, great, and we know him not; neither can the number of his years be searched out.” (Job xxxvi. 26.) Though the knowledge of him be our life eternal, yet we know him not by any full and adequate conception. We know an infinite God, and therefore with an excellent knowledge objectively
considered ; but with a poor degree and kind of knowledge next to none, as to the act; and it is a thousand thousandfold that we know not of him, than that we know: for indeed there is no comparison to be here made.
3. The immensity of God, as it proveth him incomprehensible, so it containeth his omnipresence, and therefore should continually affect us, as men that believe that God stands by them. As we would compose our thoughts, and minds, and passions, if we saw (were it possible) the Lord stand over us, so should we now labour to compose them As we would restrain and use our tongues, and order our behaviour, if we saw his Majesty, so should we do now, when we know that he is with us. An eye-servant will work hard in his master's presence, whatever he doth behind his back. Bestir thee then, Christian, for God stands by ; “In him we live and move and have our being.” (Acts xvii. 28.) Loiter not till thou canst truly say that God is gone, or absent from thee; sin not by wilfulness or negligence, till thou canst say, thou art behind his back. Alas, that we should have no more awakened, serious souls, and no more fervent, lively prayers, and no more serious, holy speech, and no more careful, heavenly lives, when we stand before the living God, and do all in his sight, and speak all in his hearing! O why should sense so much affect us, and faith, and knowledge work no more? We can be awed with the presence of a man, and would not do before a prince, what most men do before the Lord. Yeà other things affect us when we see them not; and shall not God? But of this
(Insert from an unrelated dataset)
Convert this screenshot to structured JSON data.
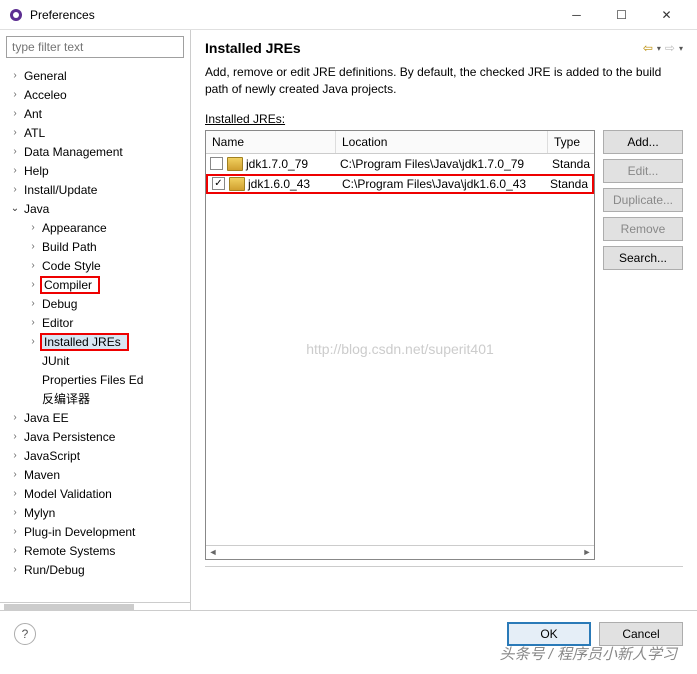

4. The immensity of God assuréth us much of his allsufficiency. He that is every where, is easily able to hear all prayers, to help us in all straits, to supply all wants, to punish all sins. A blasphemous conceit of God as finite, and as absent from us, is one of the causes of our distrust. He that doth distrust an absent friend, as thinking he may forget him, or neglect him, will trust him when he is with him ; cannot he hear thee, and pity thee, and help thee, that is still with thee? O what an awe is this to the careless! what a support to faith! what a quickener to duty! what a comfort to the afflicted, troubled soul! God is in thy poor cottage, Christian, and well acquainted with thy wants : God is at thy bedside when thou art sick, and nearer thee